Of course, the trade war is bad for countries like New Zealand and Australia
Here in New Zealand, we are surplus-commodity exporters focused on China. There seems to be a correlation with the slump of the a2 Milk Company [NZX:ATM] share price with the full impact of the trade war being realised.
This is a company dependent on the prosperity of the Chinese consumer to buy their diet-superior a2 milk.
In addition to this, a competitor, Bellamy’s Australia, is currently the subject of a takeover bid by a Chinese dairy giant. This could see that company forming a more competitive local presence.
But that’s another story.
When you look at the big picture, there is a long export mistake of concentrating on one market. And failing to support other industries when that market becomes lucrative.
Taps get turned off. And now the Australasian economies are looking vulnerable.
So Trump should never have taken on China, right?

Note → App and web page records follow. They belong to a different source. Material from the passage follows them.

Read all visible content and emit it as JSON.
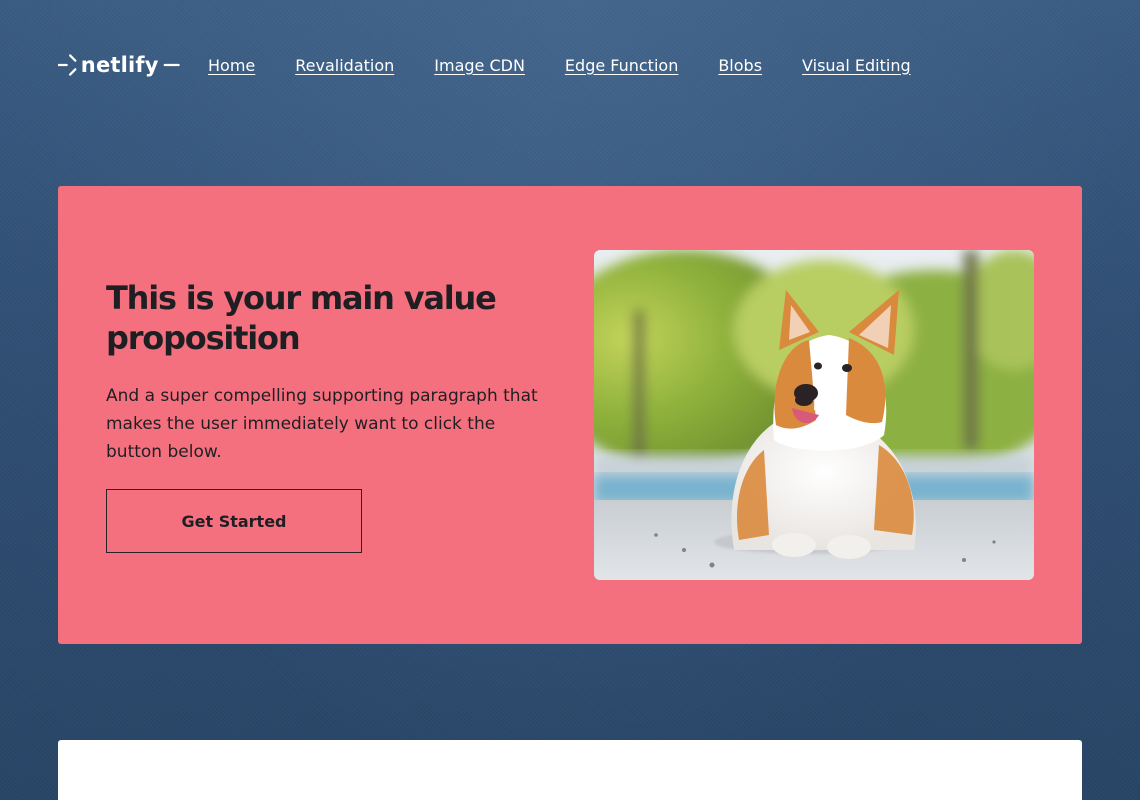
{
  "header": {
    "logo_text": "netlify",
    "nav": [
      {
        "label": "Home"
      },
      {
        "label": "Revalidation"
      },
      {
        "label": "Image CDN"
      },
      {
        "label": "Edge Function"
      },
      {
        "label": "Blobs"
      },
      {
        "label": "Visual Editing"
      }
    ]
  },
  "hero": {
    "title": "This is your main value proposition",
    "text": "And a super compelling supporting paragraph that makes the user immediately want to click the button below.",
    "cta_label": "Get Started",
    "image_icon": "corgi-photo"
  },
  "colors": {
    "background": "#2e4b6e",
    "hero_bg": "#f5707e",
    "text_dark": "#1f1f23",
    "card_bg": "#ffffff"
  }
}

If you’re still dubious about the need for someone to challenge China on trade, read Peter Navarro’s book, Death by China.

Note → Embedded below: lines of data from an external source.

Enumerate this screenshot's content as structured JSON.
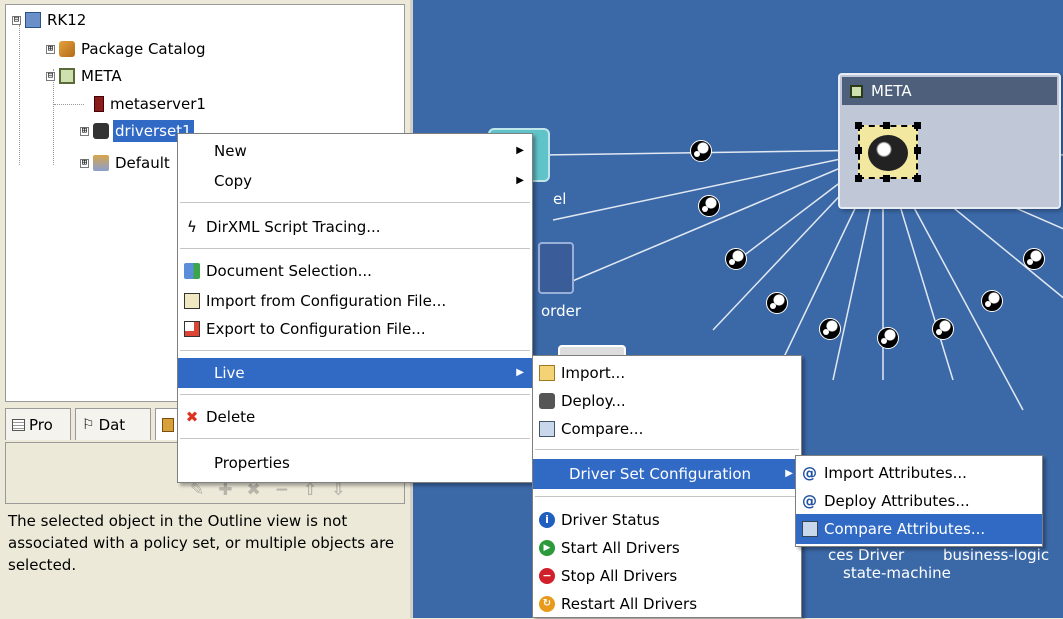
{
  "tree": {
    "items": [
      {
        "label": "RK12",
        "expander": "⊟"
      },
      {
        "label": "Package Catalog",
        "expander": "⊞"
      },
      {
        "label": "META",
        "expander": "⊟"
      },
      {
        "label": "metaserver1",
        "expander": ""
      },
      {
        "label": "driverset1",
        "expander": "⊞"
      },
      {
        "label": "Default",
        "expander": "⊞"
      }
    ]
  },
  "tabs": [
    {
      "label": "Pro"
    },
    {
      "label": "Dat"
    },
    {
      "label": ""
    }
  ],
  "panel": {
    "message": "The selected object in the Outline view is not associated with a policy set, or multiple objects are selected."
  },
  "canvas": {
    "meta_title": "META",
    "labels": [
      "el",
      "order",
      "ces Driver",
      "business-logic",
      "state-machine"
    ]
  },
  "context_menu": {
    "items": [
      {
        "label": "New",
        "submenu": true
      },
      {
        "label": "Copy",
        "submenu": true
      },
      {
        "label": "DirXML Script Tracing..."
      },
      {
        "label": "Document Selection..."
      },
      {
        "label": "Import from Configuration File..."
      },
      {
        "label": "Export to Configuration File..."
      },
      {
        "label": "Live",
        "submenu": true,
        "highlighted": true
      },
      {
        "label": "Delete"
      },
      {
        "label": "Properties"
      }
    ]
  },
  "live_menu": {
    "items": [
      {
        "label": "Import..."
      },
      {
        "label": "Deploy..."
      },
      {
        "label": "Compare..."
      },
      {
        "label": "Driver Set Configuration",
        "submenu": true,
        "highlighted": true
      },
      {
        "label": "Driver Status"
      },
      {
        "label": "Start All Drivers"
      },
      {
        "label": "Stop All Drivers"
      },
      {
        "label": "Restart All Drivers"
      }
    ]
  },
  "dsc_menu": {
    "items": [
      {
        "label": "Import Attributes..."
      },
      {
        "label": "Deploy Attributes..."
      },
      {
        "label": "Compare Attributes...",
        "highlighted": true
      }
    ]
  },
  "colors": {
    "canvas_bg": "#3b69a8",
    "highlight": "#316ac5",
    "panel_bg": "#ece9d8"
  }
}
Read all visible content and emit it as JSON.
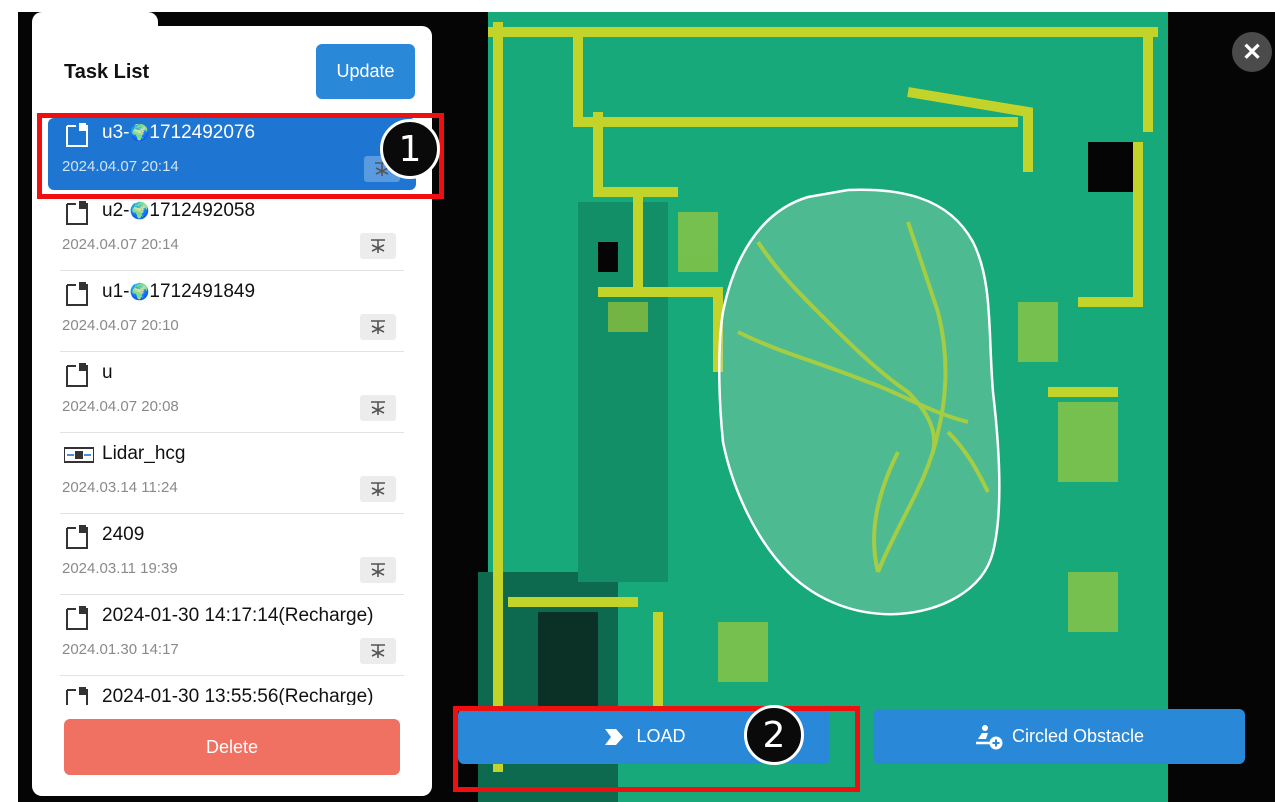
{
  "panel": {
    "title": "Task List",
    "update_label": "Update",
    "delete_label": "Delete",
    "tasks": [
      {
        "name": "u3-",
        "name_id": "1712492076",
        "has_globe": true,
        "date": "2024.04.07 20:14",
        "selected": true,
        "icon": "file-icon"
      },
      {
        "name": "u2-",
        "name_id": "1712492058",
        "has_globe": true,
        "date": "2024.04.07 20:14",
        "selected": false,
        "icon": "file-icon"
      },
      {
        "name": "u1-",
        "name_id": "1712491849",
        "has_globe": true,
        "date": "2024.04.07 20:10",
        "selected": false,
        "icon": "file-icon"
      },
      {
        "name": "u",
        "name_id": "",
        "has_globe": false,
        "date": "2024.04.07 20:08",
        "selected": false,
        "icon": "file-icon"
      },
      {
        "name": "Lidar_hcg",
        "name_id": "",
        "has_globe": false,
        "date": "2024.03.14 11:24",
        "selected": false,
        "icon": "lidar-icon"
      },
      {
        "name": "2409",
        "name_id": "",
        "has_globe": false,
        "date": "2024.03.11 19:39",
        "selected": false,
        "icon": "file-icon"
      },
      {
        "name": "2024-01-30 14:17:14(Recharge)",
        "name_id": "",
        "has_globe": false,
        "date": "2024.01.30 14:17",
        "selected": false,
        "icon": "file-icon"
      },
      {
        "name": "2024-01-30 13:55:56(Recharge)",
        "name_id": "",
        "has_globe": false,
        "date": "",
        "selected": false,
        "icon": "file-icon"
      }
    ]
  },
  "map": {
    "load_label": "LOAD",
    "circled_obstacle_label": "Circled Obstacle"
  },
  "annotations": {
    "badge_1": "1",
    "badge_2": "2"
  },
  "colors": {
    "accent": "#2a88d8",
    "selected": "#1e76d2",
    "delete": "#f07062",
    "highlight": "#ee1010",
    "map_green": "#17a878",
    "map_yellow": "#c2d42a"
  }
}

Navarro is an economist who currently serves as Assistant to the President, and Director of Trade and Manufacturing Policy.
He calls out the world’s largest exporter on many predatory practices. Illegal export subsidies. A manipulated and undervalued currency. Counterfeiting, piracy and theft of American intellectual property. Lax health and safety standards. Unlawful tariffs and quotas. Unfair pricing and dumping practices designed to push out foreign rivals.

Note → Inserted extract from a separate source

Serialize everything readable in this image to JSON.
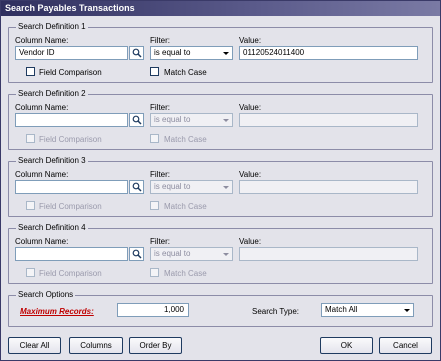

‘Great Walls of Protectionism’ to keep out foreign companies from setting up shop in China.
Perhaps he goes too far in this book? Many of the findings are shocking, but they appear to be grounded in fact.
Most shocking is his story on the production of fake rice.
Chinese ‘black heart’ companies were found to be adulterating rice to sell to poor villagers. This appears to be discovered when the tallies of rice farming production versus sales of rice did not match.
Navarro explains how the scheme works:
‘In this particular con game, the faux rice manufacturers first mash up a blend of regular potatoes and sweet potatoes and mould the mash into the share of rice kernels. Synthetic plastic resin is then added so the grains hold their shape; the giveaway is that you can boil the faux rice for hours and it remains crunchy. As noted by an official from the Chinese Restaurant Association, eating three bowls of this Frankenstein mashup is the same as swallowing an entire plastic bag.’
So if companies are getting away with fake rice in the domestic market, the mind does boggle as to what some may attempt on the global export markets.
It is noted in the book that Obama constantly mentioned the need to challenge China in many areas — but ended up doing little.
So perhaps the aggressive opposition to some of Trump’s global trade policies are more idealistic than anything else? It makes no logical sense to allow large countries to continue to run massive deficits with you.
And for those who really care about climate change, curbing highly pollutive manufacturing in China will do far more for greenhouse gases than putting a halt to transport by car — where efficiencies continue to grow.
Interestingly, the US stock market — where we continue to see opportunities — is not as lashed by the trade war as you might expect. One of our recommended holdings has a significant export business into China and is continuing to grow earnings. There is upswing in the share price and signs of a breakthrough.
Many of the trade-war concerns within share prices also lift each time there is a positive announcement on US-China talks.
China is being pushed slowly but definitely into talking. A deal may be possible, where China can save face and America exercise some humility.
As I write this, talks are set to resume on October 10th.
It’s taking time. But tensions do seem to be thawing. The ultimate deal will be one that addresses the US trade deficit, IP theft and forced transfer of technology.
The benefit for the world? Allowing China to reach its potential on a more honest and level playing field.
The benefit for investors? I reckon it’s time to buy instruments that could gain from potential resolution.
Invest well and the future looks great.